I met Hkun Tun Oo when I moved from Lashio to Taunggyi in early sixties when I joined the Tai Youth Association (TYA). He was also known to us as Sao Naing Naing and Noel.
He was outgoing and had always spoken his mind, during our days in Tai Youth Association. Once he was at loggerheads with the TYA Executive Committee members, as he attempted to bring in non-Tai ethnic groups into the association and demanded a reform. But as TYA was more literature and culturally based and not heavy in political sense, his input was not accepted at that time. Besides the Pa-O, Intha and so on also had their youth organizations but cooperate with each other, like when commemorating Shan National Day usually held by TYA.
But when we come to think about it now, he was actually way ahead of our time for wanting to create a more wider organization and more politically oriented embracing all non-Tai ethnic youths into the TYA.
No wonder, when he established Shan political party in 1988 prior to the 1990 national elections he did just that. Even the name was Shan Nationalities League for Democracy (SNLD) to denote that all ethnic groups within Shan State are represented by the party.

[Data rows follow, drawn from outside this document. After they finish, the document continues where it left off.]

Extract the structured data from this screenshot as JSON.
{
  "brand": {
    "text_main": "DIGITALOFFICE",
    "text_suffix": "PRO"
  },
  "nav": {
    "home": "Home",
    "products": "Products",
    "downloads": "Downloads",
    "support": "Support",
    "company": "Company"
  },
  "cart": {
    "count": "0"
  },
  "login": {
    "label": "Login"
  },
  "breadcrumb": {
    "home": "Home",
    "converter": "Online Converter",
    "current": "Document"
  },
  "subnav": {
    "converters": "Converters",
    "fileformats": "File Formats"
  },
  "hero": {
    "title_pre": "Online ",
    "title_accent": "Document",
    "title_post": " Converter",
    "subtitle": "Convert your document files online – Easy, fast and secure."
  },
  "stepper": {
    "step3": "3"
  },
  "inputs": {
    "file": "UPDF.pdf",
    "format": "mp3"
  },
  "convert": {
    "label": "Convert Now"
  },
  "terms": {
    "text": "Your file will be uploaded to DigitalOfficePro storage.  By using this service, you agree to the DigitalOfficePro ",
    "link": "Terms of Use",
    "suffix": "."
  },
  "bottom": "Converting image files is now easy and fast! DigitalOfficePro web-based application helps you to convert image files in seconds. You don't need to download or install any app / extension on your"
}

He was uncompromising when it comes to political principles, which should be respected and praised for staying on the right side of the history. He was steadfastly for 8-State federal solution, in which a state for ethnic Bamar should be formed to be on equal basis with the other 7 ethnic states; and committed to conflict resolution through 1961 Federal Amend Proposal based on 1947 Panglong Agreement. He also bluntly called for the rewriting of the military-drafted 2008 Constitution anew from cover to cover and not at all for amendment until he passed away.

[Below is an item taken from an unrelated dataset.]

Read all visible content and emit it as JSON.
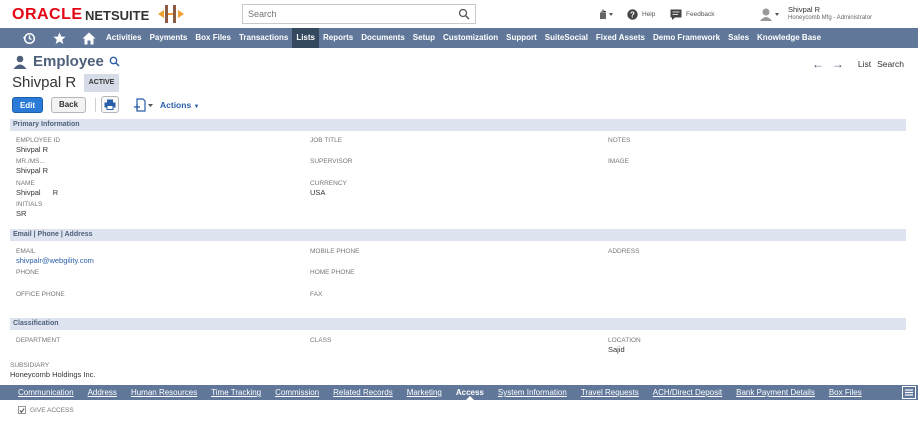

My younger brother Khuensai Jaiyane praised Hkun Tun Oo for his guts saying: “He’s got more balls than most of us. EAO leaders can say what they like, because they have the backing of their army. I can also say what I want, because I live in the luxury of a foreign country. But U Shwe Ohn and him, they had no armies or a foreign country that protected them. But nothing prevented them from speaking their minds. Because they had the courage of their convictions. I hope both serve as models for the future Shans.”
He was respected and trusted by all ethnic political leaders because he never deviated from his political goal of equitable federal democratic union for all ethnic nationalities until his last breath.
In the first place he was a Shan patriot, committed federalist, democrat and anti-dictatorship to the core. He will continue to be a rare, shining example of leader not only for the Shans but also for all other ethnic groups, Bamar included.
He wasn’t able to see the fruitful outcome of our aspirations. And the best way for all of us to repay him is to continue striving for the goals he cherished, which are ethnic equality, democracy, and rights of self-determination.
Specially written on the one month commemoration of Hkun Oo’s on May 29, 2022.